— PROBLEM REQUIREMENTS —
Using the material that follows, identify and copy each line with the string "énergie".

— AVAILABLE RECORDS —

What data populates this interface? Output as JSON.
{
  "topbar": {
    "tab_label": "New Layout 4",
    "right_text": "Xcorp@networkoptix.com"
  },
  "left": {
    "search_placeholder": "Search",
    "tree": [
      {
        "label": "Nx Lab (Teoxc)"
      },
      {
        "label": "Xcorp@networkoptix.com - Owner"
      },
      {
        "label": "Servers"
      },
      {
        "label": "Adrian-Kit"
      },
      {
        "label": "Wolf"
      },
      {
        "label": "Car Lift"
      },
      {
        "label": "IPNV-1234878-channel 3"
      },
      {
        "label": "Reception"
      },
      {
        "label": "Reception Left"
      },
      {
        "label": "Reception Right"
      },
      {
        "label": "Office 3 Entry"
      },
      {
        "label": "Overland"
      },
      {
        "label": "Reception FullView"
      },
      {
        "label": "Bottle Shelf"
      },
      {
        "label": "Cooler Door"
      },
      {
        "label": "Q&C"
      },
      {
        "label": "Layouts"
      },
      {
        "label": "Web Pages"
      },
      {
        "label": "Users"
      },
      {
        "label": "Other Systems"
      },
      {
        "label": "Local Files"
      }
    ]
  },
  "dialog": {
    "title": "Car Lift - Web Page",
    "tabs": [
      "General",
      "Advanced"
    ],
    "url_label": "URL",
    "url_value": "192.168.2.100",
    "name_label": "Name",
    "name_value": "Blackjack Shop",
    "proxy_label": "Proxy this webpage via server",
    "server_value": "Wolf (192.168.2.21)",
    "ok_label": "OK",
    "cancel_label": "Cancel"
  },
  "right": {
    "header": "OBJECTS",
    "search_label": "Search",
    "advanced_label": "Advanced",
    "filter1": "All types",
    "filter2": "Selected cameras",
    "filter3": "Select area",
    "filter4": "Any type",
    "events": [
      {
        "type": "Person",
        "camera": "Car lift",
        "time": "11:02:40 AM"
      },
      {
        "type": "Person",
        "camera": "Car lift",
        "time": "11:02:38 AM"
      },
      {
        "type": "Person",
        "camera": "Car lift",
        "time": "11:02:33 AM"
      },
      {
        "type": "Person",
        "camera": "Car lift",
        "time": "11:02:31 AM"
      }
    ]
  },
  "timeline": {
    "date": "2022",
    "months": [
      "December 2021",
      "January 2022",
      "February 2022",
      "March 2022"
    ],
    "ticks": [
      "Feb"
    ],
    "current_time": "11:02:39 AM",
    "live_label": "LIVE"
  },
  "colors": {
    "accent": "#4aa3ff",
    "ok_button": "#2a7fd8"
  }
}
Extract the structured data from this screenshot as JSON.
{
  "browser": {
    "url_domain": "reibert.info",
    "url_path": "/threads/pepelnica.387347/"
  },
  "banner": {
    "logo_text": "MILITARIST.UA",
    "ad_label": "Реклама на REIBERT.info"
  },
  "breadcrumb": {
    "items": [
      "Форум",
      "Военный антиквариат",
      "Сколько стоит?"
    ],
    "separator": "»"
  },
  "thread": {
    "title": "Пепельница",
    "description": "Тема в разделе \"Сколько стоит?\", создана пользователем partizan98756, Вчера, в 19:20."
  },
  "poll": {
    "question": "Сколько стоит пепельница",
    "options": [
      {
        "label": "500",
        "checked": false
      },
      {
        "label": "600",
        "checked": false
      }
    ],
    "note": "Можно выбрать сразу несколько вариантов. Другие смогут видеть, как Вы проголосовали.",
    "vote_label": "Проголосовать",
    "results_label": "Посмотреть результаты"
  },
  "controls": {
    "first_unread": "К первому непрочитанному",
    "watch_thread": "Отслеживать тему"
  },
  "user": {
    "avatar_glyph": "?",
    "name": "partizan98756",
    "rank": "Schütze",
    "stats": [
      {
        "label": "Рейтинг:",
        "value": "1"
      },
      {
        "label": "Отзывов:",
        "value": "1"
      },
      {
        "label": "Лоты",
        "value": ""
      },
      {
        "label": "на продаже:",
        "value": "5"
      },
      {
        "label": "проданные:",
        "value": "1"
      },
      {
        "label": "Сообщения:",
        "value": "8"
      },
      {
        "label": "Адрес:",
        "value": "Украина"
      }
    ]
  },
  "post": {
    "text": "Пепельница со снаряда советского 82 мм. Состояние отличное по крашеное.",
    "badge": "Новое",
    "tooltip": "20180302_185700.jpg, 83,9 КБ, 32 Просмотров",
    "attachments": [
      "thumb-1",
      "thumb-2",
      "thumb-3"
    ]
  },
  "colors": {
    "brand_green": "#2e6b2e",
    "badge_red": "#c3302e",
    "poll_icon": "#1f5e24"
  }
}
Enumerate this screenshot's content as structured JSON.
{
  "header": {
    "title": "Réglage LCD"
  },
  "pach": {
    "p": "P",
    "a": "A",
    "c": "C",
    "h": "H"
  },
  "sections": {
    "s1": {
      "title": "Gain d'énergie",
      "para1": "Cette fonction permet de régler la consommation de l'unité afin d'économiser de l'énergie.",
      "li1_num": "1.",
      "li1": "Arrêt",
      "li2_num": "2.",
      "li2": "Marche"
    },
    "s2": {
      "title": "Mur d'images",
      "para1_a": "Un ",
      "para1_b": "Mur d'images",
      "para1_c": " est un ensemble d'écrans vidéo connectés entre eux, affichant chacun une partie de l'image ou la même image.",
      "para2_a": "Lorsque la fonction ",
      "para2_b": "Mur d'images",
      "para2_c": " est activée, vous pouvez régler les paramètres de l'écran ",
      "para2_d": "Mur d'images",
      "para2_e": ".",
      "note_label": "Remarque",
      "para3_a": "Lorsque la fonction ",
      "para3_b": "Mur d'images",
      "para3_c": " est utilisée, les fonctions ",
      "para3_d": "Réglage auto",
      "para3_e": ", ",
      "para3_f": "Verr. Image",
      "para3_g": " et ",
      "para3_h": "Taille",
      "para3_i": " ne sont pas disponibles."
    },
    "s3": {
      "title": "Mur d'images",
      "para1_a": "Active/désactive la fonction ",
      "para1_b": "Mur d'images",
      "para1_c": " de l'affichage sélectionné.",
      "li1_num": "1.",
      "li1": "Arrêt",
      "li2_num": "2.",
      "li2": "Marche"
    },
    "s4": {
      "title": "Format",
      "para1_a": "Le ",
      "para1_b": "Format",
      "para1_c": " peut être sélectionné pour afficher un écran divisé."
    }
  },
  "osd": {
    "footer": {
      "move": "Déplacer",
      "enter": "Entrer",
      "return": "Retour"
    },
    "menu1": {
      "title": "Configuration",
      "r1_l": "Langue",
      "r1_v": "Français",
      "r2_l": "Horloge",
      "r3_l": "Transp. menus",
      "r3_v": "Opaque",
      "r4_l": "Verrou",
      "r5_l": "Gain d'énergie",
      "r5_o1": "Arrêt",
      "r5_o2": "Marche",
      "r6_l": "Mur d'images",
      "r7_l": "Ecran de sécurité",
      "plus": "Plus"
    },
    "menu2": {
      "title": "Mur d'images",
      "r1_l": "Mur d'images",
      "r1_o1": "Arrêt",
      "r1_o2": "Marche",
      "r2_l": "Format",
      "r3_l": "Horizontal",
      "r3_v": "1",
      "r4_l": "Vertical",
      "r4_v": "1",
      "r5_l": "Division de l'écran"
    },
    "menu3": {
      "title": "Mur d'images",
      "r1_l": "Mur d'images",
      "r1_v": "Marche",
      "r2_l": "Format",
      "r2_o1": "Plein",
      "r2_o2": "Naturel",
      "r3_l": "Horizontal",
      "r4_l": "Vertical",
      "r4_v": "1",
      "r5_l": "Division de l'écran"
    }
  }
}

— OUTPUT BELOW —
      "title": "Gain d'énergie",
      "para1": "Cette fonction permet de régler la consommation de l'unité afin d'économiser de l'énergie.",
      "r5_l": "Gain d'énergie",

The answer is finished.